-- What is being asked --
The expected output is every line of the data exactly as shown, minus the images.

-- Stored data --
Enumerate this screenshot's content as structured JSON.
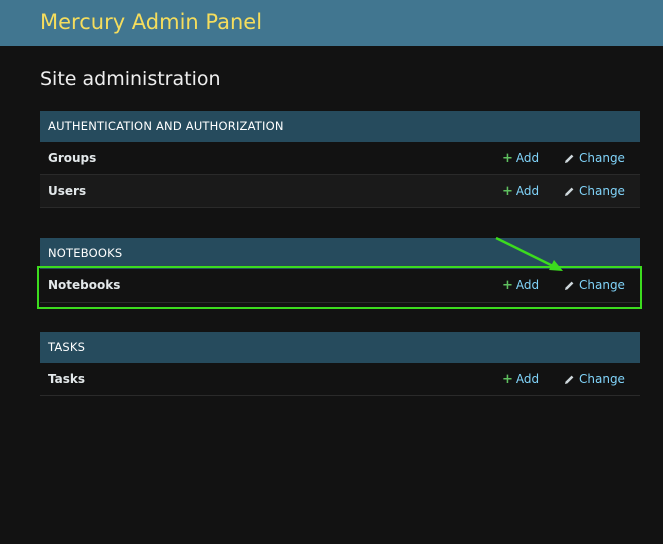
{
  "header": {
    "site_name": "Mercury Admin Panel"
  },
  "page": {
    "title": "Site administration"
  },
  "modules": [
    {
      "caption": "AUTHENTICATION AND AUTHORIZATION",
      "rows": [
        {
          "name": "Groups",
          "add_label": "Add",
          "change_label": "Change"
        },
        {
          "name": "Users",
          "add_label": "Add",
          "change_label": "Change"
        }
      ]
    },
    {
      "caption": "NOTEBOOKS",
      "rows": [
        {
          "name": "Notebooks",
          "add_label": "Add",
          "change_label": "Change"
        }
      ]
    },
    {
      "caption": "TASKS",
      "rows": [
        {
          "name": "Tasks",
          "add_label": "Add",
          "change_label": "Change"
        }
      ]
    }
  ],
  "icons": {
    "add": "plus-icon",
    "change": "pencil-icon"
  },
  "colors": {
    "header_bg": "#417690",
    "site_name": "#f5dd5d",
    "caption_bg": "#264b5d",
    "link": "#81d4fa",
    "add_icon": "#5fbf5f",
    "highlight": "#3cdc1e",
    "background": "#121212"
  },
  "annotation": {
    "highlighted_row": "Notebooks",
    "arrow_target": "change-link"
  }
}
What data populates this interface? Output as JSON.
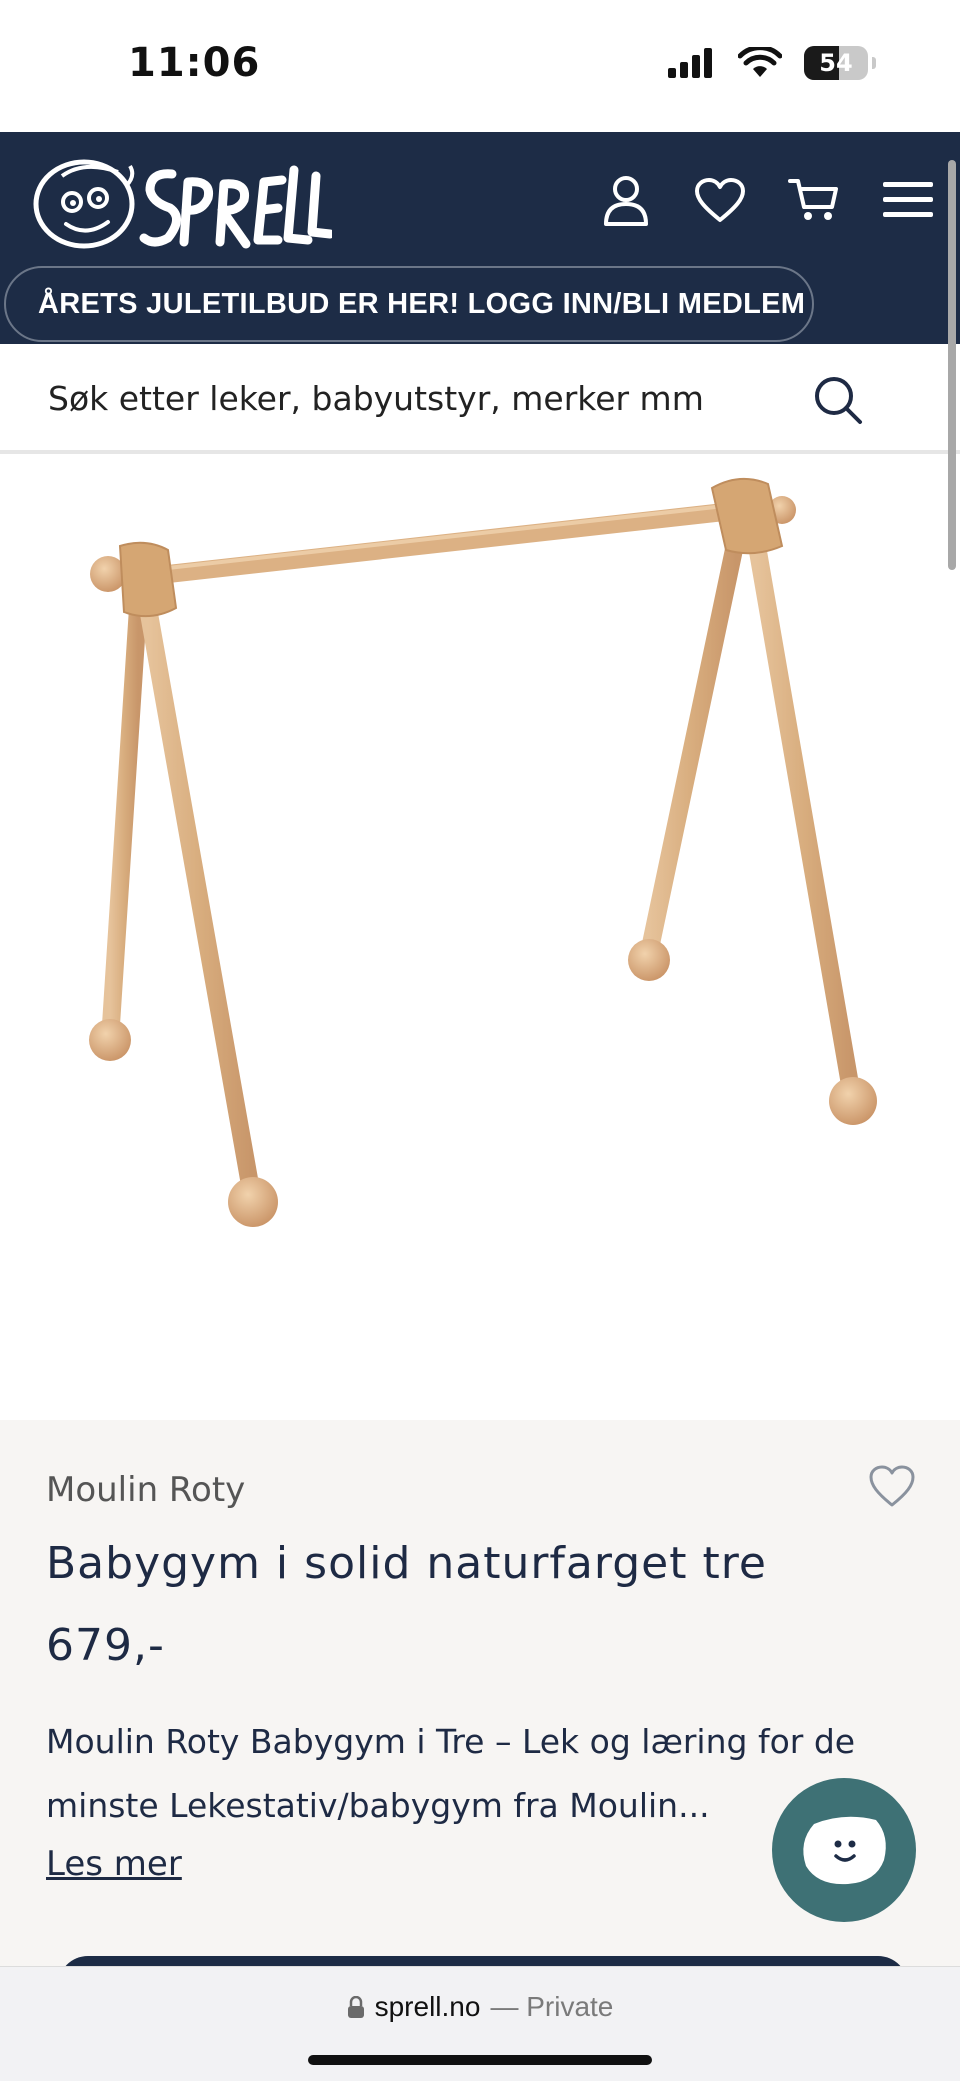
{
  "status_bar": {
    "time": "11:06",
    "battery": "54",
    "battery_level": 0.54
  },
  "header": {
    "logo_text": "SPRELL",
    "icons": [
      "user-icon",
      "heart-icon",
      "cart-icon",
      "menu-icon"
    ],
    "promo": "ÅRETS JULETILBUD ER HER! LOGG INN/BLI MEDLEM",
    "colors": {
      "background": "#1d2c46",
      "text": "#ffffff"
    }
  },
  "search": {
    "placeholder": "Søk etter leker, babyutstyr, merker mm",
    "value": ""
  },
  "product": {
    "brand": "Moulin Roty",
    "title": "Babygym i solid naturfarget tre",
    "price": "679,-",
    "description": "Moulin Roty Babygym i Tre – Lek og læring for de minste Lekestativ/babygym fra Moulin...",
    "read_more": "Les mer",
    "image_icon": "wooden-baby-gym"
  },
  "chat": {
    "icon": "smiley-chat-icon",
    "color": "#3e7175"
  },
  "url_bar": {
    "domain": "sprell.no",
    "mode": "— Private"
  }
}
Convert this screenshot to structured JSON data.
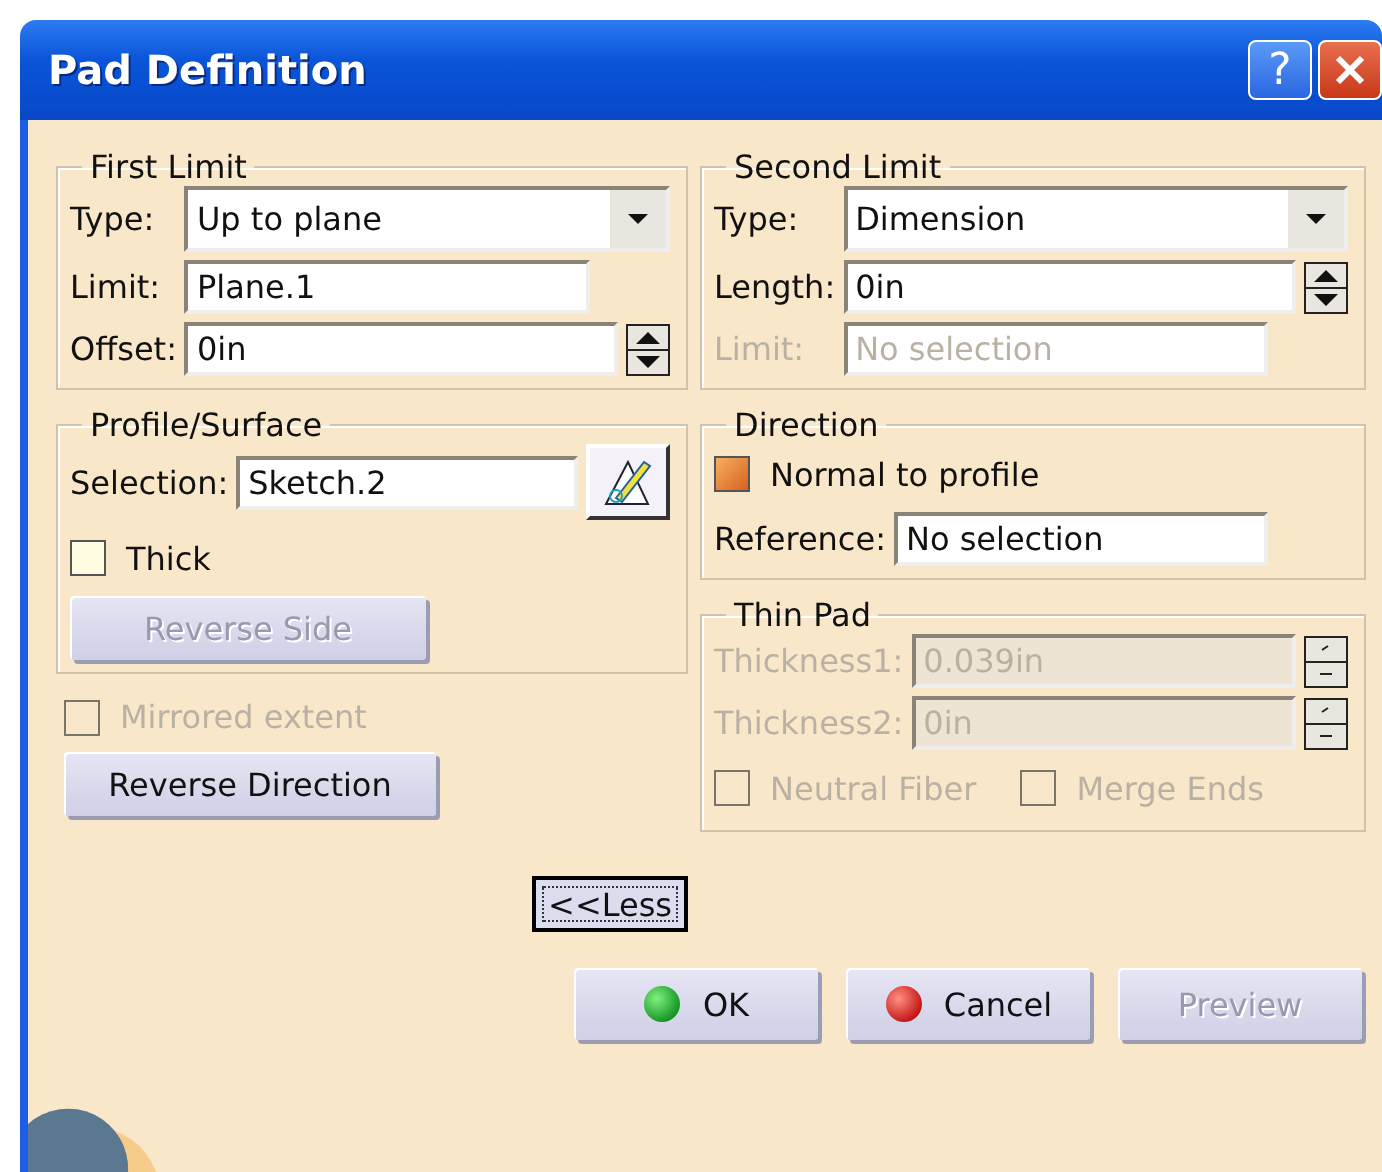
{
  "window": {
    "title": "Pad Definition",
    "help_label": "?"
  },
  "left_column": [
    {
      "kind": "group",
      "title": "First Limit",
      "rows": [
        {
          "kind": "dropdown",
          "label": "Type:",
          "value": "Up to plane",
          "disabled": false
        },
        {
          "kind": "field",
          "label": "Limit:",
          "value": "Plane.1",
          "disabled": false
        },
        {
          "kind": "spinner",
          "label": "Offset:",
          "value": "0in",
          "disabled": false
        }
      ]
    },
    {
      "kind": "group",
      "title": "Profile/Surface",
      "rows": [
        {
          "kind": "selection",
          "label": "Selection:",
          "value": "Sketch.2",
          "disabled": false
        },
        {
          "kind": "checkbox",
          "label": "Thick",
          "checked": false,
          "disabled": false
        },
        {
          "kind": "button",
          "label": "Reverse Side",
          "disabled": true
        }
      ]
    },
    {
      "kind": "checkbox",
      "label": "Mirrored extent",
      "checked": false,
      "disabled": true
    },
    {
      "kind": "button",
      "label": "Reverse Direction",
      "disabled": false
    },
    {
      "kind": "less-button",
      "label": "<<Less",
      "focused": true
    }
  ],
  "right_column": [
    {
      "kind": "group",
      "title": "Second Limit",
      "rows": [
        {
          "kind": "dropdown",
          "label": "Type:",
          "value": "Dimension",
          "disabled": false
        },
        {
          "kind": "spinner",
          "label": "Length:",
          "value": "0in",
          "disabled": false
        },
        {
          "kind": "field",
          "label": "Limit:",
          "value": "No selection",
          "disabled": true
        }
      ]
    },
    {
      "kind": "group",
      "title": "Direction",
      "rows": [
        {
          "kind": "checkbox",
          "label": "Normal to profile",
          "checked": true,
          "disabled": false
        },
        {
          "kind": "field",
          "label": "Reference:",
          "value": "No selection",
          "disabled": false
        }
      ]
    },
    {
      "kind": "group",
      "title": "Thin Pad",
      "rows": [
        {
          "kind": "spinner",
          "label": "Thickness1:",
          "value": "0.039in",
          "disabled": true
        },
        {
          "kind": "spinner",
          "label": "Thickness2:",
          "value": "0in",
          "disabled": true
        },
        {
          "kind": "checkbox-pair",
          "items": [
            {
              "label": "Neutral Fiber",
              "checked": false,
              "disabled": true
            },
            {
              "label": "Merge Ends",
              "checked": false,
              "disabled": true
            }
          ]
        }
      ]
    }
  ],
  "footer_buttons": [
    {
      "kind": "ok",
      "label": "OK",
      "disabled": false
    },
    {
      "kind": "cancel",
      "label": "Cancel",
      "disabled": false
    },
    {
      "kind": "plain",
      "label": "Preview",
      "disabled": true
    }
  ]
}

-- Output below --
Enumerate this screenshot's content as structured JSON.
{
  "header": {
    "site_name": "Mercury Admin Panel"
  },
  "page": {
    "title": "Site administration"
  },
  "modules": [
    {
      "caption": "AUTHENTICATION AND AUTHORIZATION",
      "rows": [
        {
          "name": "Groups",
          "add_label": "Add",
          "change_label": "Change"
        },
        {
          "name": "Users",
          "add_label": "Add",
          "change_label": "Change"
        }
      ]
    },
    {
      "caption": "NOTEBOOKS",
      "rows": [
        {
          "name": "Notebooks",
          "add_label": "Add",
          "change_label": "Change"
        }
      ]
    },
    {
      "caption": "TASKS",
      "rows": [
        {
          "name": "Tasks",
          "add_label": "Add",
          "change_label": "Change"
        }
      ]
    }
  ],
  "icons": {
    "add": "plus-icon",
    "change": "pencil-icon"
  },
  "colors": {
    "header_bg": "#417690",
    "site_name": "#f5dd5d",
    "caption_bg": "#264b5d",
    "link": "#81d4fa",
    "add_icon": "#5fbf5f",
    "highlight": "#3cdc1e",
    "background": "#121212"
  },
  "annotation": {
    "highlighted_row": "Notebooks",
    "arrow_target": "change-link"
  }
}
What data populates this interface? Output as JSON.
{
  "status_bar": {
    "time": "11:06",
    "battery": "54",
    "battery_level": 0.54
  },
  "header": {
    "logo_text": "SPRELL",
    "icons": [
      "user-icon",
      "heart-icon",
      "cart-icon",
      "menu-icon"
    ],
    "promo": "ÅRETS JULETILBUD ER HER! LOGG INN/BLI MEDLEM",
    "colors": {
      "background": "#1d2c46",
      "text": "#ffffff"
    }
  },
  "search": {
    "placeholder": "Søk etter leker, babyutstyr, merker mm",
    "value": ""
  },
  "product": {
    "brand": "Moulin Roty",
    "title": "Babygym i solid naturfarget tre",
    "price": "679,-",
    "description": "Moulin Roty Babygym i Tre – Lek og læring for de minste Lekestativ/babygym fra Moulin...",
    "read_more": "Les mer",
    "image_icon": "wooden-baby-gym"
  },
  "chat": {
    "icon": "smiley-chat-icon",
    "color": "#3e7175"
  },
  "url_bar": {
    "domain": "sprell.no",
    "mode": "— Private"
  }
}
Convert this screenshot to structured JSON data.
{
  "window": {
    "title": "Pad Definition",
    "help_label": "?"
  },
  "left_column": [
    {
      "kind": "group",
      "title": "First Limit",
      "rows": [
        {
          "kind": "dropdown",
          "label": "Type:",
          "value": "Up to plane",
          "disabled": false
        },
        {
          "kind": "field",
          "label": "Limit:",
          "value": "Plane.1",
          "disabled": false
        },
        {
          "kind": "spinner",
          "label": "Offset:",
          "value": "0in",
          "disabled": false
        }
      ]
    },
    {
      "kind": "group",
      "title": "Profile/Surface",
      "rows": [
        {
          "kind": "selection",
          "label": "Selection:",
          "value": "Sketch.2",
          "disabled": false
        },
        {
          "kind": "checkbox",
          "label": "Thick",
          "checked": false,
          "disabled": false
        },
        {
          "kind": "button",
          "label": "Reverse Side",
          "disabled": true
        }
      ]
    },
    {
      "kind": "checkbox",
      "label": "Mirrored extent",
      "checked": false,
      "disabled": true
    },
    {
      "kind": "button",
      "label": "Reverse Direction",
      "disabled": false
    },
    {
      "kind": "less-button",
      "label": "<<Less",
      "focused": true
    }
  ],
  "right_column": [
    {
      "kind": "group",
      "title": "Second Limit",
      "rows": [
        {
          "kind": "dropdown",
          "label": "Type:",
          "value": "Dimension",
          "disabled": false
        },
        {
          "kind": "spinner",
          "label": "Length:",
          "value": "0in",
          "disabled": false
        },
        {
          "kind": "field",
          "label": "Limit:",
          "value": "No selection",
          "disabled": true
        }
      ]
    },
    {
      "kind": "group",
      "title": "Direction",
      "rows": [
        {
          "kind": "checkbox",
          "label": "Normal to profile",
          "checked": true,
          "disabled": false
        },
        {
          "kind": "field",
          "label": "Reference:",
          "value": "No selection",
          "disabled": false
        }
      ]
    },
    {
      "kind": "group",
      "title": "Thin Pad",
      "rows": [
        {
          "kind": "spinner",
          "label": "Thickness1:",
          "value": "0.039in",
          "disabled": true
        },
        {
          "kind": "spinner",
          "label": "Thickness2:",
          "value": "0in",
          "disabled": true
        },
        {
          "kind": "checkbox-pair",
          "items": [
            {
              "label": "Neutral Fiber",
              "checked": false,
              "disabled": true
            },
            {
              "label": "Merge Ends",
              "checked": false,
              "disabled": true
            }
          ]
        }
      ]
    }
  ],
  "footer_buttons": [
    {
      "kind": "ok",
      "label": "OK",
      "disabled": false
    },
    {
      "kind": "cancel",
      "label": "Cancel",
      "disabled": false
    },
    {
      "kind": "plain",
      "label": "Preview",
      "disabled": true
    }
  ]
}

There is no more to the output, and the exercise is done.